Requirement -
Every line with the word "true" in it should be extracted from the data that follows.

(Dataset rows describing interfaces)
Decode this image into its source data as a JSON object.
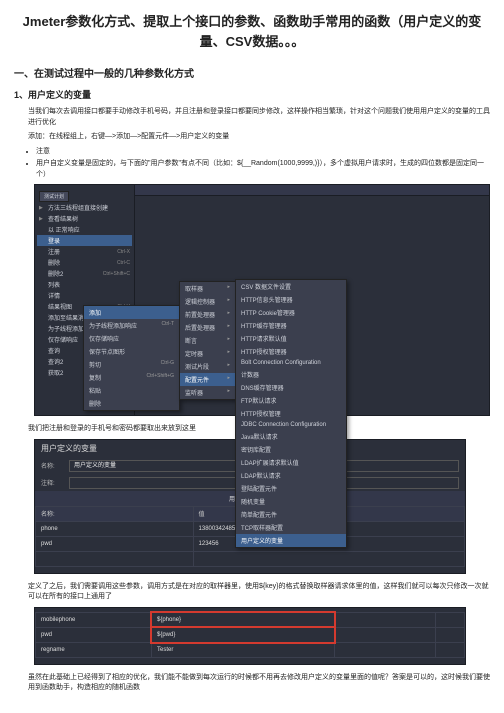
{
  "title": "Jmeter参数化方式、提取上个接口的参数、函数助手常用的函数（用户定义的变量、CSV数据。。。",
  "sec1_h2": "一、在测试过程中一般的几种参数化方式",
  "sec1_h3": "1、用户定义的变量",
  "p1": "当我们每次去调用接口都要手动修改手机号码，并且注册和登录接口都要同步修改，这样操作相当繁琐，针对这个问题我们使用用户定义的变量的工具进行优化",
  "p2": "添加：在线程组上，右键—>添加—>配置元件—>用户定义的变量",
  "b1": "注意",
  "b2": "用户自定义变量是固定的，与下面的\"用户参数\"有点不同（比如：${__Random(1000,9999,)}），多个虚拟用户请求时，生成的四位数都是固定同一个）",
  "tree": [
    "测试计划",
    "▶ 方法三线程组直接创建",
    "▶ 查看结果树",
    "以 正常响应",
    "登录",
    "注册",
    "删除",
    "删除2",
    "列表",
    "详情",
    "结果视图",
    "添加至结果消息",
    "为子线程添加响应断言",
    "仅存储响应",
    "查询",
    "查询2",
    "获取2"
  ],
  "tree_keys": [
    "",
    "",
    "",
    "",
    "",
    "Ctrl-X",
    "Ctrl-C",
    "Ctrl+Shift+C",
    "",
    "",
    "Ctrl-V",
    "",
    "",
    "",
    "",
    "",
    ""
  ],
  "ctx1": [
    [
      "添加",
      ""
    ],
    [
      "为子线程添加响应",
      "Ctrl-T"
    ],
    [
      "仅存储响应",
      ""
    ],
    [
      "保存节点图形",
      ""
    ],
    [
      "剪切",
      "Ctrl-G"
    ],
    [
      "复制",
      "Ctrl+Shift+G"
    ],
    [
      "粘贴",
      ""
    ],
    [
      "删除",
      ""
    ]
  ],
  "ctx2": [
    "取样器",
    "逻辑控制器",
    "前置处理器",
    "后置处理器",
    "断言",
    "定时器",
    "测试片段",
    "配置元件",
    "监听器"
  ],
  "ctx2_hl_index": 7,
  "ctx3": [
    "CSV 数据文件设置",
    "HTTP信息头管理器",
    "HTTP Cookie管理器",
    "HTTP缓存管理器",
    "HTTP请求默认值",
    "HTTP授权管理器",
    "Bolt Connection Configuration",
    "计数器",
    "DNS缓存管理器",
    "FTP默认请求",
    "HTTP授权管理",
    "JDBC Connection Configuration",
    "Java默认请求",
    "密钥库配置",
    "LDAP扩展请求默认值",
    "LDAP默认请求",
    "登陆配置元件",
    "随机变量",
    "简单配置元件",
    "TCP取样器配置",
    "用户定义的变量"
  ],
  "p3": "我们把注册和登录的手机号和密码都要取出来放到这里",
  "shot2": {
    "panelTitle": "用户定义的变量",
    "labelName": "名称:",
    "fieldName": "用户定义的变量",
    "labelComment": "注释:",
    "tableTitle": "用户定义的变量",
    "cols": [
      "名称:",
      "值"
    ],
    "rows": [
      [
        "phone",
        "13800342485"
      ],
      [
        "pwd",
        "123456"
      ]
    ]
  },
  "p4": "定义了之后，我们需要调用这些参数，调用方式是在对应的取样器里，使用${key}的格式替换取样器请求体里的值，这样我们就可以每次只修改一次就可以在所有的接口上通用了",
  "shot3": {
    "rows": [
      [
        "mobilephone",
        "${phone}"
      ],
      [
        "pwd",
        "${pwd}"
      ],
      [
        "regname",
        "Tester"
      ]
    ]
  },
  "p5": "虽然在此基础上已经得到了相应的优化，我们能不能做到每次运行的时候都不用再去修改用户定义的变量里面的值呢？答案是可以的，这时候我们要使用到函数助手，构造相应的随机函数"
}
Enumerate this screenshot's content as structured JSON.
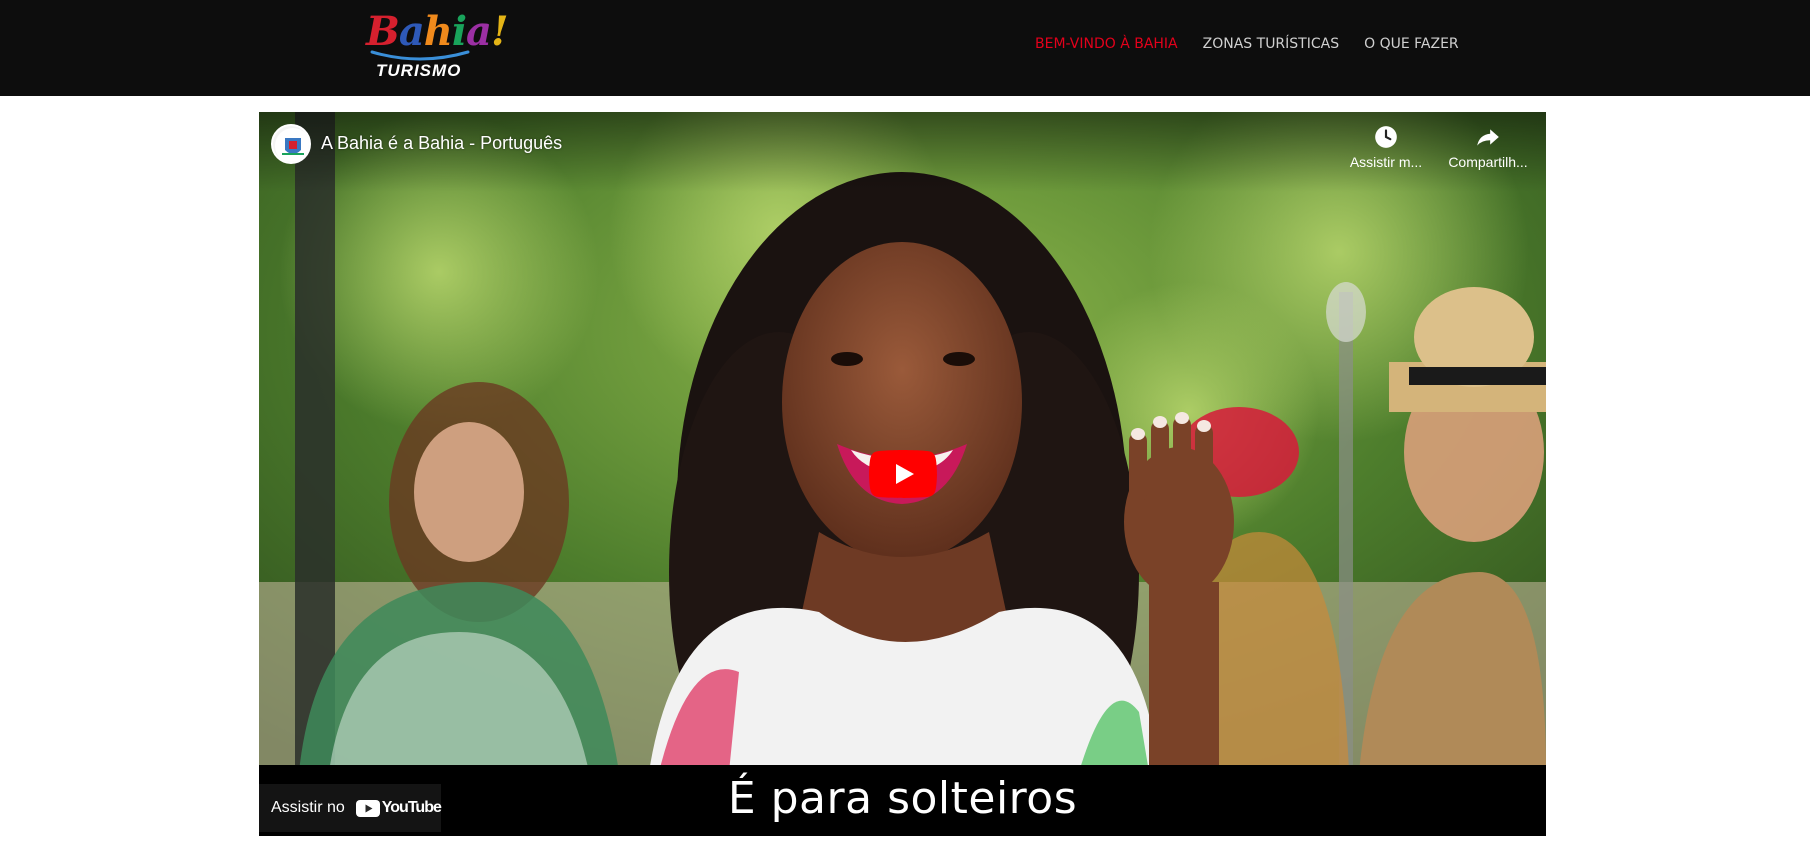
{
  "logo": {
    "word_letters": [
      "B",
      "a",
      "h",
      "i",
      "a",
      "!"
    ],
    "word_colors": [
      "#d6202e",
      "#2e59b8",
      "#f08a1c",
      "#19a35b",
      "#9b2fa3",
      "#e4b416"
    ],
    "subtitle": "TURISMO",
    "arc_color": "#3a8fd9"
  },
  "nav": {
    "items": [
      {
        "label": "BEM-VINDO À BAHIA",
        "active": true
      },
      {
        "label": "ZONAS TURÍSTICAS",
        "active": false
      },
      {
        "label": "O QUE FAZER",
        "active": false
      }
    ],
    "active_color": "#e3001b"
  },
  "video": {
    "title": "A Bahia é a Bahia - Português",
    "watch_later_label": "Assistir m...",
    "share_label": "Compartilh...",
    "watch_later_icon": "clock-icon",
    "share_icon": "share-arrow-icon",
    "play_icon": "youtube-play-icon",
    "subtitle": "É para solteiros",
    "watch_on_label": "Assistir no",
    "youtube_wordmark": "YouTube",
    "youtube_red": "#ff0000"
  }
}
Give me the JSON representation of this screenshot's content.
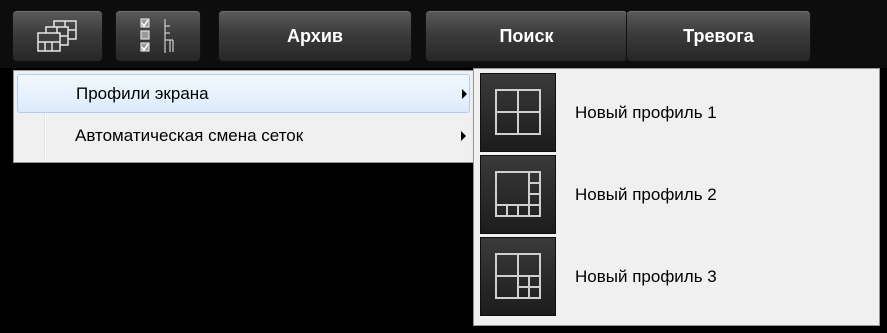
{
  "toolbar": {
    "layout_icon": "screen-layouts-icon",
    "checklist_icon": "checklist-tree-icon",
    "archive_label": "Архив",
    "search_label": "Поиск",
    "alarm_label": "Тревога"
  },
  "menu": {
    "items": [
      {
        "label": "Профили экрана",
        "highlighted": true,
        "has_submenu": true
      },
      {
        "label": "Автоматическая смена сеток",
        "highlighted": false,
        "has_submenu": true
      }
    ]
  },
  "submenu": {
    "items": [
      {
        "label": "Новый профиль 1",
        "icon": "grid-2x2-icon"
      },
      {
        "label": "Новый профиль 2",
        "icon": "grid-1plus7-icon"
      },
      {
        "label": "Новый профиль 3",
        "icon": "grid-3plus4-icon"
      }
    ]
  },
  "colors": {
    "toolbar_bg": "#0d0d0d",
    "button_top": "#5a5a5a",
    "button_bottom": "#262626",
    "menu_bg": "#f0f0f0",
    "highlight": "#dcebfb"
  }
}
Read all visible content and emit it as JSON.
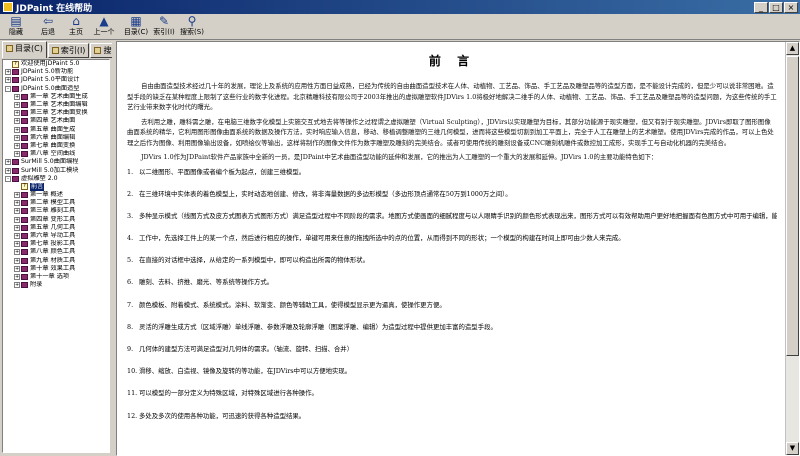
{
  "window": {
    "title": "JDPaint 在线帮助",
    "min": "_",
    "max": "□",
    "close": "×"
  },
  "toolbar": [
    {
      "name": "hide",
      "label": "隐藏",
      "icon": "▤"
    },
    {
      "name": "back",
      "label": "后退",
      "icon": "⇦"
    },
    {
      "name": "home",
      "label": "主页",
      "icon": "⌂"
    },
    {
      "name": "prev",
      "label": "上一个",
      "icon": "▲"
    },
    {
      "name": "toc",
      "label": "目录(C)",
      "icon": "▦"
    },
    {
      "name": "index",
      "label": "索引(I)",
      "icon": "✎"
    },
    {
      "name": "search",
      "label": "搜索(S)",
      "icon": "⚲"
    }
  ],
  "tabs": [
    {
      "label": "目录(C)",
      "active": true
    },
    {
      "label": "索引(I)",
      "active": false
    },
    {
      "label": "搜索(S)",
      "active": false
    }
  ],
  "tree": [
    {
      "indent": 0,
      "exp": "",
      "icon": "q",
      "text": "欢迎使用JDPaint 5.0"
    },
    {
      "indent": 0,
      "exp": "+",
      "icon": "bk",
      "text": "JDPaint 5.0新功能"
    },
    {
      "indent": 0,
      "exp": "+",
      "icon": "bk",
      "text": "JDPaint 5.0平面设计"
    },
    {
      "indent": 0,
      "exp": "-",
      "icon": "bk",
      "text": "JDPaint 5.0曲面造型"
    },
    {
      "indent": 1,
      "exp": "+",
      "icon": "bk",
      "text": "第一章 艺术曲面生成"
    },
    {
      "indent": 1,
      "exp": "+",
      "icon": "bk",
      "text": "第二章 艺术曲面编辑"
    },
    {
      "indent": 1,
      "exp": "+",
      "icon": "bk",
      "text": "第三章 艺术曲面变换"
    },
    {
      "indent": 1,
      "exp": "+",
      "icon": "bk",
      "text": "第四章 艺术曲面"
    },
    {
      "indent": 1,
      "exp": "+",
      "icon": "bk",
      "text": "第五章 曲面生成"
    },
    {
      "indent": 1,
      "exp": "+",
      "icon": "bk",
      "text": "第六章 曲面编辑"
    },
    {
      "indent": 1,
      "exp": "+",
      "icon": "bk",
      "text": "第七章 曲面变换"
    },
    {
      "indent": 1,
      "exp": "+",
      "icon": "bk",
      "text": "第八章 空间曲线"
    },
    {
      "indent": 0,
      "exp": "+",
      "icon": "bk",
      "text": "SurMill 5.0曲面编程"
    },
    {
      "indent": 0,
      "exp": "+",
      "icon": "bk",
      "text": "SurMill 5.0加工模块"
    },
    {
      "indent": 0,
      "exp": "-",
      "icon": "bk",
      "text": "虚拟雕塑 2.0"
    },
    {
      "indent": 1,
      "exp": "",
      "icon": "q",
      "text": "前言",
      "selected": true
    },
    {
      "indent": 1,
      "exp": "+",
      "icon": "bk",
      "text": "第一章 概述"
    },
    {
      "indent": 1,
      "exp": "+",
      "icon": "bk",
      "text": "第二章 模型工具"
    },
    {
      "indent": 1,
      "exp": "+",
      "icon": "bk",
      "text": "第三章 雕刻工具"
    },
    {
      "indent": 1,
      "exp": "+",
      "icon": "bk",
      "text": "第四章 变形工具"
    },
    {
      "indent": 1,
      "exp": "+",
      "icon": "bk",
      "text": "第五章 几何工具"
    },
    {
      "indent": 1,
      "exp": "+",
      "icon": "bk",
      "text": "第六章 导动工具"
    },
    {
      "indent": 1,
      "exp": "+",
      "icon": "bk",
      "text": "第七章 投影工具"
    },
    {
      "indent": 1,
      "exp": "+",
      "icon": "bk",
      "text": "第八章 颜色工具"
    },
    {
      "indent": 1,
      "exp": "+",
      "icon": "bk",
      "text": "第九章 材质工具"
    },
    {
      "indent": 1,
      "exp": "+",
      "icon": "bk",
      "text": "第十章 效果工具"
    },
    {
      "indent": 1,
      "exp": "+",
      "icon": "bk",
      "text": "第十一章 选项"
    },
    {
      "indent": 1,
      "exp": "+",
      "icon": "bk",
      "text": "附录"
    }
  ],
  "doc": {
    "title": "前 言",
    "paragraphs": [
      "自由曲面造型技术经过几十年的发展，理论上及系统的应用性方面日益成熟，已经为传统的自由曲面造型技术在人体、动植物、工艺品、饰品、手工艺品及雕塑品等的造型方面，是不能设计完成的，但是少可以说非常困难。造型手段的缺乏在某种程度上限制了这些行业的数字化进程。北京精雕科技有限公司于2003年推出的虚拟雕塑软件JDVirs 1.0将极好地解决二维手的人体、动植物、工艺品、饰品、手工艺品及雕塑品等的造型问题，为这些传统的手工艺行业带来数字化时代的曙光。",
      "去利用之雕，雕科需之雕，在电脑三维数字化模型上实施交互式地去将等操作之过程谓之虚拟雕塑（Virtual Sculpting），JDVirs以实现雕塑为目标，其部分功能源于现实雕塑，但又有别于现实雕塑。JDVirs即取了图形图像曲面系统的精华，它利用图形图像曲面系统的数据及操作方法，实时响应输入信息，移动、移植调整雕塑的三维几何模型，进而将这些模型切割到加工平面上，完全于人工在雕塑上的艺术雕塑。使用JDVirs完成的作品，可以上色处理之后作为图像、利用图像输出设备，如喷绘仪等输出，这样将制作的图像文件作为数字雕塑及雕刻的完美结合。或者可使用传统的雕刻设备或CNC雕刻机雕件或数控加工成形，实现手工与自动化机器的完美结合。",
      "JDVirs 1.0作为JDPaint软件产品家族中全新的一员，是JDPaint中艺术曲面造型功能的延伸和发展，它的推出为人工雕塑的一个重大的发展和延伸。JDVirs 1.0的主要功能特色如下："
    ],
    "items": [
      "以二维图形、平面图像或者编个板为起点，创建三维模型。",
      "在三维环境中实体表的着色模型上，实时动态地创建、修改，将非海量数据的多边形模型（多边形顶点通常在50万到1000万之间）。",
      "多种显示模式（线图方式及皮方式图表方式图形方式）满足造型过程中不同阶段的需求。地图方式使画面的细腻程度与以人眼睛手识别的颜色形式表现出来，图形方式可以有效帮助用户更好地把握面有色图方式中可用于编辑，能帮助用户方便的理解造型及对地图界面进行各种操作的状态。",
      "工作中，先选择工件上的某一个点，然后进行相应的操作，单键可用来任意的拖拽所选中的点的位置，从而得到不同的形状；一个模型的构建在时间上即可由少数人来完成。",
      "在直接的对话框中选择，从给定的一系列模型中，即可以构造出所需的物体形状。",
      "雕刻、去料、挤推、磨光、等系统等操作方式。",
      "颜色模板、附着模式、系统模式。涂料、软渐变、颜色等辅助工具，使得模型显示更为逼真，使操作更方便。",
      "灵活的浮雕生成方式（区域浮雕）单线浮雕、参数浮雕及轮廓浮雕（图案浮雕、编辑）为造型过程中提供更加丰富的造型手段。",
      "几何体的建型方法可满足造型对几何体的需求。（轴流、旋转、扫描、合并）",
      "滑移、缩放、白造视、镜像及旋转的等功能，在JDVirs中可以方便地实现。",
      "可以模型的一部分定义为特殊区域，对特殊区域进行各种操作。",
      "多处及多次的使用各种功能，可迅速的获得各种造型结果。"
    ]
  }
}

Your solution -
        "active": true
        "highlighted": true,
        "has_submenu": true
        "has_submenu": true
      "active": true
      "selected": true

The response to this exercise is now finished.